That leads into his fit on the Clippers as a whole. For the final spots on their roster, the Clippers are presumably looking for steady veterans who will be ready when called upon. This is especially true for any center they might sign, as Doc Rivers went away from Ivica Zubac in the playoffs, and there are reasons to doubt his ability to hold up against top-notch centers from a physical standpoint. Any veteran center the Clippers pick up as their 3rd string guy needs to be able to bang with guys like Joel Embiid, Nikola Jokic, Rudy Gobert, and DeMarcus Cousins in the post (Howard is fine here), be available when needed (questionable), and still be fine with not playing very much at times (doubtful). Howard has demanded touches and playing time in years past, and while he’s claimed to have changed.... well, seeing is better than believing. Howard just does not seem to be a fit with the Clippers culture, and his severe injury issues last season are a detriment to his potential usefulness on the court as well.

Comparing Howard to a guy like Joakim Noah is interesting. Noah is actually 10 months older than Howard, which astonished me, and has played in far fewer games than Howard the past few seasons. However, because Howard started his NBA career earlier, and played heavier minutes, he is has played nearly double the regular season minutes Noah has. And, while Noah hasn’t played much in recent years, that’s more been because of odd team situations than serious injuries. He was also excellent last season, albeit for a tanking Memphis Grizzlies team. Simply put, I trust him to be more ready to play games than Howard next season, and to be better in the games that he does play. Additionally, while there’s a question as to whether Dwight would buy in to being a 3rd stringer, Noah seems like an ideal fit with the gritty, hard-working Clips, and does all the little things required to win games.

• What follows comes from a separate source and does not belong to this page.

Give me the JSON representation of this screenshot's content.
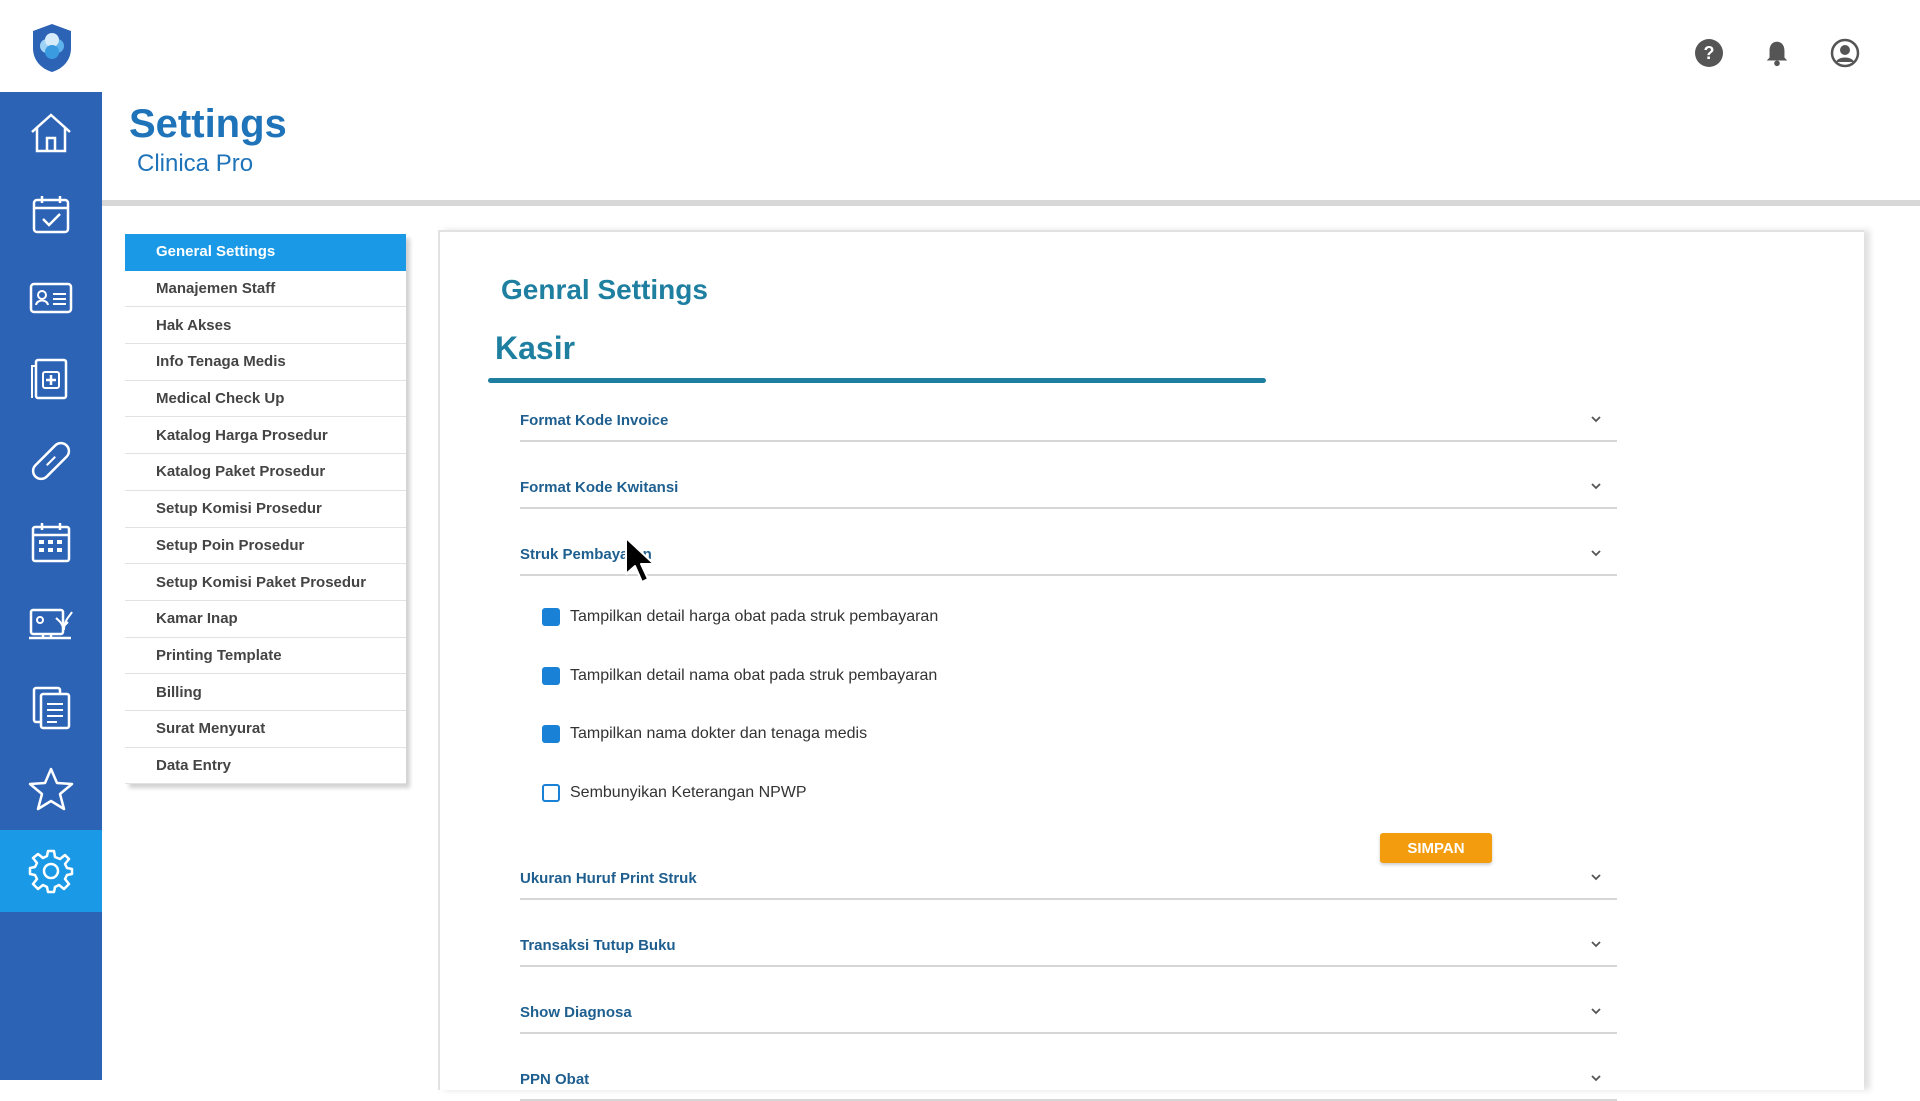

I think Dwight Howard remains a useful NBA player. He can still score around the basket, rebound the heck out of the ball, and at least block a few shots at the rim. On the other hand, he just doesn’t seem to fit what the Clippers need from their third strong center spot. As a minimum-salaried player on the veteran’s minimum he wouldn’t be *bad*, probably, but he might cause more headaches than he solves. My simple “no” 10 days ago was overly simple, yet ultimately still sums up my thoughts on the Clippers signing Dwight.